ACTIVITY — Repeat every entry in full. Match each line exactly.

-- DATA SHOWN follows --

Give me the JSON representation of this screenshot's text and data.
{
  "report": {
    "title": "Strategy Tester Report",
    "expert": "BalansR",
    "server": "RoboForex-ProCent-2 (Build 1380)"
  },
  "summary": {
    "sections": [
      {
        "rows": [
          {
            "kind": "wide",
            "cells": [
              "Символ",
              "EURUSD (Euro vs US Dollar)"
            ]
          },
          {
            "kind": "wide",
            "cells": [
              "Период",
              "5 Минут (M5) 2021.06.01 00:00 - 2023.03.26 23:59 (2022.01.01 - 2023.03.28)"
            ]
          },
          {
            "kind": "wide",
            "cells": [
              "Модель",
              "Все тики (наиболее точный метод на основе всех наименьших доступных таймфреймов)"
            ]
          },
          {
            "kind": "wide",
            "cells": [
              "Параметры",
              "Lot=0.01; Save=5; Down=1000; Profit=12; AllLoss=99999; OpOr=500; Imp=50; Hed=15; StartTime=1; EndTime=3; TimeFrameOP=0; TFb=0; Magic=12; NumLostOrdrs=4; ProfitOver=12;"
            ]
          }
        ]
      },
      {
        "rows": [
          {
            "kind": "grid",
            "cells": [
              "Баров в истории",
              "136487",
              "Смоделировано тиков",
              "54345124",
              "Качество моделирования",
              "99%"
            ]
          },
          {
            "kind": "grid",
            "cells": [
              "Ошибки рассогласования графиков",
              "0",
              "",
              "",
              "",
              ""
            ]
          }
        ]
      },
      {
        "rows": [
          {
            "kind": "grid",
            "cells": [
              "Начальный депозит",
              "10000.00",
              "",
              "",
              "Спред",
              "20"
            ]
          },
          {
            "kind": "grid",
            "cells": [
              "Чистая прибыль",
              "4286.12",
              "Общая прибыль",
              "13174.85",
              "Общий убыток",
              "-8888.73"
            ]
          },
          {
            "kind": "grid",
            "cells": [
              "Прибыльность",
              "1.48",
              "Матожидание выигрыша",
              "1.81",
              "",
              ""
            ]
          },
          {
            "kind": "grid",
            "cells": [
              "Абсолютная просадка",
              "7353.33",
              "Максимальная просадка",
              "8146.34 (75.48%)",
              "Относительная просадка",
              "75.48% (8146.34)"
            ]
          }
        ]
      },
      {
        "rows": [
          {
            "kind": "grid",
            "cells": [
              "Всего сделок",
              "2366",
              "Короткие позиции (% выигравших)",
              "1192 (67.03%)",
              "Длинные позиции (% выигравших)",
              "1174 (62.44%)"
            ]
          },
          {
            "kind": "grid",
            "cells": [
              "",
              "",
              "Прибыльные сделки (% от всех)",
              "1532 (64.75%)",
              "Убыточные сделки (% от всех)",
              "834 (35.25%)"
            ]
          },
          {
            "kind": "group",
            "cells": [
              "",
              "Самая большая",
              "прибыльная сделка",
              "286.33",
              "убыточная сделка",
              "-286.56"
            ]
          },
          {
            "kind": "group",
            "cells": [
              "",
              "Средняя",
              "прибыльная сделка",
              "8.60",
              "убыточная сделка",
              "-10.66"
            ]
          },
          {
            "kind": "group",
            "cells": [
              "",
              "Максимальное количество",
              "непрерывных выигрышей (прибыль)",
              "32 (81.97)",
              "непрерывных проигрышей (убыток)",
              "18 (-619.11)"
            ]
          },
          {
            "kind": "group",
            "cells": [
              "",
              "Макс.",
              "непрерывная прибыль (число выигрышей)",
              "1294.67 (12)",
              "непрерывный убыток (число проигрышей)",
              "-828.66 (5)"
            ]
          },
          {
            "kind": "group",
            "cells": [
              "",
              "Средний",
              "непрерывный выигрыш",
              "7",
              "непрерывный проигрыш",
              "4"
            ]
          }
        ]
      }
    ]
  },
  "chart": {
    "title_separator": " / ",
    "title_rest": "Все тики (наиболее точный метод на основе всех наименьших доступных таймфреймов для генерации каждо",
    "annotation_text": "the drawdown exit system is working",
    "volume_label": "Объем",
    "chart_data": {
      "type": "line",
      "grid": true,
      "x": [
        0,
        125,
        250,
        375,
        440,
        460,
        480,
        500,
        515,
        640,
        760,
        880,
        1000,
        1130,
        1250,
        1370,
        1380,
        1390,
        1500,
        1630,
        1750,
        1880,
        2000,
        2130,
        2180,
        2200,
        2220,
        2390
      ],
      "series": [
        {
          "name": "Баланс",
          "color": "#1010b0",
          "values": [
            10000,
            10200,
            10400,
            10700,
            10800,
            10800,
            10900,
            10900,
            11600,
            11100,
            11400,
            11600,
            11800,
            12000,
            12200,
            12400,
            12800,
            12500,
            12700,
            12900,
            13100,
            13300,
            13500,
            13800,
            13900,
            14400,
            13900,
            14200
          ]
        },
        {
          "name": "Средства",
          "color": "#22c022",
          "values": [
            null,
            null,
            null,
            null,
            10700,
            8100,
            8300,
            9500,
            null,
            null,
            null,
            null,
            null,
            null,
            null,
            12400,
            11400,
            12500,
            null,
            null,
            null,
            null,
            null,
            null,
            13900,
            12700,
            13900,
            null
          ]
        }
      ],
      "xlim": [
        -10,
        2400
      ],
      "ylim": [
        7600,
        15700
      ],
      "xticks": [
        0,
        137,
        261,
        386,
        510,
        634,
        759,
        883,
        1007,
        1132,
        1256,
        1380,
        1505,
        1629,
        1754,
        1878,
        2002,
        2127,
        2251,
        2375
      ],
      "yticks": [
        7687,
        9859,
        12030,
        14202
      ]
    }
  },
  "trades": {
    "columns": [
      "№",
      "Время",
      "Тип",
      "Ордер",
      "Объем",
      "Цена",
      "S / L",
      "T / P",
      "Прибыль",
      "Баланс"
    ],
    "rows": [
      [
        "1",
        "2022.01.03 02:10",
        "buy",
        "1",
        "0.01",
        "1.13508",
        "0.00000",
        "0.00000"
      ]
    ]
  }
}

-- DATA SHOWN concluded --

TASK ANSWER —
Give me the JSON representation of this screenshot's text and data.
{
  "report": {
    "title": "Strategy Tester Report",
    "expert": "BalansR",
    "server": "RoboForex-ProCent-2 (Build 1380)"
  },
  "summary": {
    "sections": [
      {
        "rows": [
          {
            "kind": "wide",
            "cells": [
              "Символ",
              "EURUSD (Euro vs US Dollar)"
            ]
          },
          {
            "kind": "wide",
            "cells": [
              "Период",
              "5 Минут (M5) 2021.06.01 00:00 - 2023.03.26 23:59 (2022.01.01 - 2023.03.28)"
            ]
          },
          {
            "kind": "wide",
            "cells": [
              "Модель",
              "Все тики (наиболее точный метод на основе всех наименьших доступных таймфреймов)"
            ]
          },
          {
            "kind": "wide",
            "cells": [
              "Параметры",
              "Lot=0.01; Save=5; Down=1000; Profit=12; AllLoss=99999; OpOr=500; Imp=50; Hed=15; StartTime=1; EndTime=3; TimeFrameOP=0; TFb=0; Magic=12; NumLostOrdrs=4; ProfitOver=12;"
            ]
          }
        ]
      },
      {
        "rows": [
          {
            "kind": "grid",
            "cells": [
              "Баров в истории",
              "136487",
              "Смоделировано тиков",
              "54345124",
              "Качество моделирования",
              "99%"
            ]
          },
          {
            "kind": "grid",
            "cells": [
              "Ошибки рассогласования графиков",
              "0",
              "",
              "",
              "",
              ""
            ]
          }
        ]
      },
      {
        "rows": [
          {
            "kind": "grid",
            "cells": [
              "Начальный депозит",
              "10000.00",
              "",
              "",
              "Спред",
              "20"
            ]
          },
          {
            "kind": "grid",
            "cells": [
              "Чистая прибыль",
              "4286.12",
              "Общая прибыль",
              "13174.85",
              "Общий убыток",
              "-8888.73"
            ]
          },
          {
            "kind": "grid",
            "cells": [
              "Прибыльность",
              "1.48",
              "Матожидание выигрыша",
              "1.81",
              "",
              ""
            ]
          },
          {
            "kind": "grid",
            "cells": [
              "Абсолютная просадка",
              "7353.33",
              "Максимальная просадка",
              "8146.34 (75.48%)",
              "Относительная просадка",
              "75.48% (8146.34)"
            ]
          }
        ]
      },
      {
        "rows": [
          {
            "kind": "grid",
            "cells": [
              "Всего сделок",
              "2366",
              "Короткие позиции (% выигравших)",
              "1192 (67.03%)",
              "Длинные позиции (% выигравших)",
              "1174 (62.44%)"
            ]
          },
          {
            "kind": "grid",
            "cells": [
              "",
              "",
              "Прибыльные сделки (% от всех)",
              "1532 (64.75%)",
              "Убыточные сделки (% от всех)",
              "834 (35.25%)"
            ]
          },
          {
            "kind": "group",
            "cells": [
              "",
              "Самая большая",
              "прибыльная сделка",
              "286.33",
              "убыточная сделка",
              "-286.56"
            ]
          },
          {
            "kind": "group",
            "cells": [
              "",
              "Средняя",
              "прибыльная сделка",
              "8.60",
              "убыточная сделка",
              "-10.66"
            ]
          },
          {
            "kind": "group",
            "cells": [
              "",
              "Максимальное количество",
              "непрерывных выигрышей (прибыль)",
              "32 (81.97)",
              "непрерывных проигрышей (убыток)",
              "18 (-619.11)"
            ]
          },
          {
            "kind": "group",
            "cells": [
              "",
              "Макс.",
              "непрерывная прибыль (число выигрышей)",
              "1294.67 (12)",
              "непрерывный убыток (число проигрышей)",
              "-828.66 (5)"
            ]
          },
          {
            "kind": "group",
            "cells": [
              "",
              "Средний",
              "непрерывный выигрыш",
              "7",
              "непрерывный проигрыш",
              "4"
            ]
          }
        ]
      }
    ]
  },
  "chart": {
    "title_separator": " / ",
    "title_rest": "Все тики (наиболее точный метод на основе всех наименьших доступных таймфреймов для генерации каждо",
    "annotation_text": "the drawdown exit system is working",
    "volume_label": "Объем",
    "chart_data": {
      "type": "line",
      "grid": true,
      "x": [
        0,
        125,
        250,
        375,
        440,
        460,
        480,
        500,
        515,
        640,
        760,
        880,
        1000,
        1130,
        1250,
        1370,
        1380,
        1390,
        1500,
        1630,
        1750,
        1880,
        2000,
        2130,
        2180,
        2200,
        2220,
        2390
      ],
      "series": [
        {
          "name": "Баланс",
          "color": "#1010b0",
          "values": [
            10000,
            10200,
            10400,
            10700,
            10800,
            10800,
            10900,
            10900,
            11600,
            11100,
            11400,
            11600,
            11800,
            12000,
            12200,
            12400,
            12800,
            12500,
            12700,
            12900,
            13100,
            13300,
            13500,
            13800,
            13900,
            14400,
            13900,
            14200
          ]
        },
        {
          "name": "Средства",
          "color": "#22c022",
          "values": [
            null,
            null,
            null,
            null,
            10700,
            8100,
            8300,
            9500,
            null,
            null,
            null,
            null,
            null,
            null,
            null,
            12400,
            11400,
            12500,
            null,
            null,
            null,
            null,
            null,
            null,
            13900,
            12700,
            13900,
            null
          ]
        }
      ],
      "xlim": [
        -10,
        2400
      ],
      "ylim": [
        7600,
        15700
      ],
      "xticks": [
        0,
        137,
        261,
        386,
        510,
        634,
        759,
        883,
        1007,
        1132,
        1256,
        1380,
        1505,
        1629,
        1754,
        1878,
        2002,
        2127,
        2251,
        2375
      ],
      "yticks": [
        7687,
        9859,
        12030,
        14202
      ]
    }
  },
  "trades": {
    "columns": [
      "№",
      "Время",
      "Тип",
      "Ордер",
      "Объем",
      "Цена",
      "S / L",
      "T / P",
      "Прибыль",
      "Баланс"
    ],
    "rows": [
      [
        "1",
        "2022.01.03 02:10",
        "buy",
        "1",
        "0.01",
        "1.13508",
        "0.00000",
        "0.00000"
      ]
    ]
  }
}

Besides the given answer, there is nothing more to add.